There were several understudies doing due diligence the night I went, none, however, having a Shirley MacLaine moment; regardless of the good work being done by the ensemble, Mrs. Doubtfire lives or dies in its leading man. As his role demonstrates, Mr. McLure is more than a triple-threat singer-actor-dancer; he also has the versatility that allows him to do the vocal prestidigitation that made Williams famous, or at least to serve as a suitable Williams avatar. Which, however, is also a problem, as he’s a substantial step away from possessing Williams’s remarkable creative force, forced by necessity to do similar material at a remove. Ironically, I found his Charlie Chaplin in Chaplin similarly problematic.
As necessitated by the script, Daniel/Mrs. Doubtfire rarely has a moment when he’s not “on,” shifting voices and accents, changing costumes, or making jokes. The performance is a tour-de-force marathon of technical mastery, played largely at top speed and full vocal throttle, with a particularly demanding nightclub scene where—as a Flamenco number fronts the action—Mr. McClure makes multiple quick changes before the jig is up. Like the show itself, none of it is the least bit believable, but you have to admire the enthusiasm and invention that keeps it going.
As the loud and often raucous show runs out its two and a half hours, you may feel almost as pooped from watching it as the actors themselves, by all normal standards, should be by the final curtain. But when the tireless Mr. McClure, looking fresh as a daisy, delivers a vibrant pitch for Broadway Cares during the curtain calls, he and his company look like they could go another 10 rounds. Only time will tell if Mrs. Doubtfire itself has similar stamina.

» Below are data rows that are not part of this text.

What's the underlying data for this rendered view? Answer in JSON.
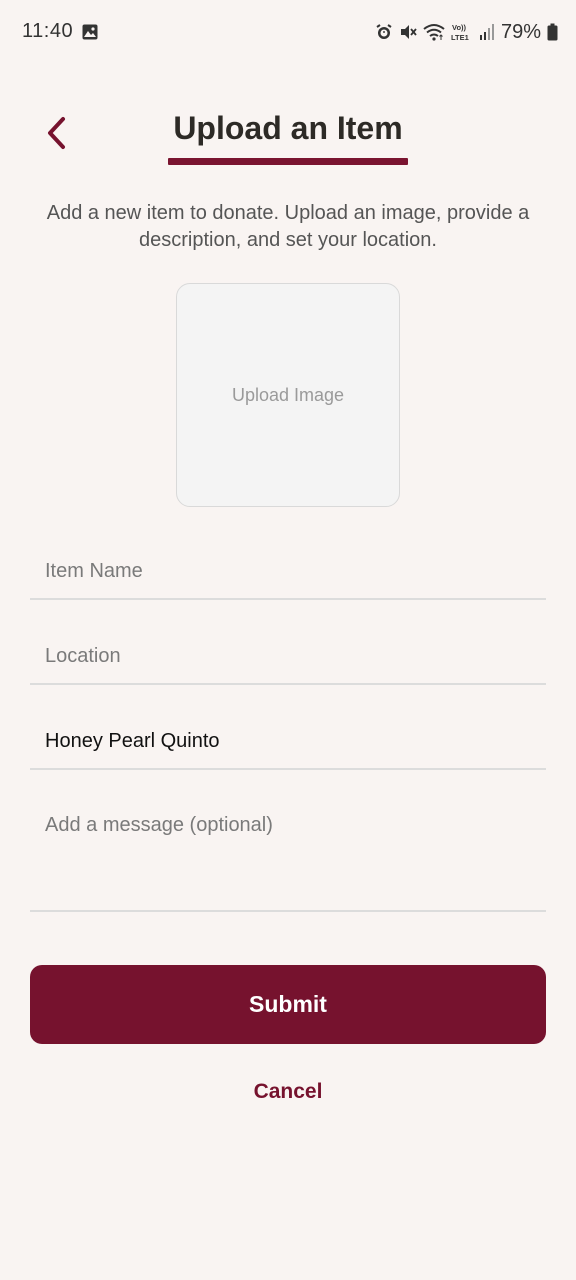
{
  "status_bar": {
    "time": "11:40",
    "battery": "79%",
    "icons": [
      "gallery-icon",
      "alarm-icon",
      "mute-icon",
      "wifi-icon",
      "volte-lte-icon",
      "signal-icon",
      "battery-icon"
    ]
  },
  "header": {
    "back_icon": "chevron-left-icon",
    "title": "Upload an Item",
    "subtitle": "Add a new item to donate. Upload an image, provide a description, and set your location."
  },
  "upload": {
    "label": "Upload Image"
  },
  "form": {
    "item_name": {
      "value": "",
      "placeholder": "Item Name"
    },
    "location": {
      "value": "",
      "placeholder": "Location"
    },
    "donor_name": {
      "value": "Honey Pearl Quinto",
      "placeholder": ""
    },
    "message": {
      "value": "",
      "placeholder": "Add a message (optional)"
    }
  },
  "actions": {
    "submit_label": "Submit",
    "cancel_label": "Cancel"
  },
  "colors": {
    "accent": "#76122e",
    "background": "#f9f4f2",
    "title_text": "#2d2a26",
    "placeholder_text": "#7a7a7a"
  }
}
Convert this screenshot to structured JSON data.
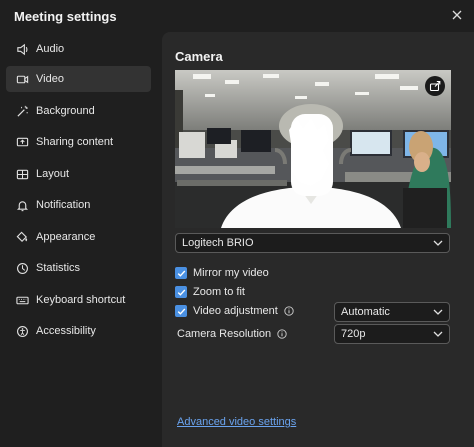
{
  "window": {
    "title": "Meeting settings"
  },
  "sidebar": {
    "items": [
      {
        "label": "Audio",
        "icon": "speaker-icon"
      },
      {
        "label": "Video",
        "icon": "video-camera-icon",
        "active": true
      },
      {
        "label": "Background",
        "icon": "magic-wand-icon"
      },
      {
        "label": "Sharing content",
        "icon": "share-screen-icon"
      },
      {
        "label": "Layout",
        "icon": "layout-grid-icon"
      },
      {
        "label": "Notification",
        "icon": "bell-icon"
      },
      {
        "label": "Appearance",
        "icon": "paint-bucket-icon"
      },
      {
        "label": "Statistics",
        "icon": "statistics-icon"
      },
      {
        "label": "Keyboard shortcut",
        "icon": "keyboard-icon"
      },
      {
        "label": "Accessibility",
        "icon": "accessibility-icon"
      }
    ]
  },
  "camera": {
    "heading": "Camera",
    "device": "Logitech BRIO",
    "options": [
      {
        "label": "Mirror my video",
        "checked": true
      },
      {
        "label": "Zoom to fit",
        "checked": true
      },
      {
        "label": "Video adjustment",
        "checked": true
      }
    ],
    "video_adjustment_value": "Automatic",
    "resolution_label": "Camera Resolution",
    "resolution_value": "720p",
    "advanced_link": "Advanced video settings"
  },
  "colors": {
    "accent": "#4a90e2",
    "link": "#6aa3ee",
    "panel": "#292929",
    "background": "#1f1f1f"
  }
}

Stephen Sondheim Theatre
124 W. 43rd Street, NYC
Photography: Joan Marcus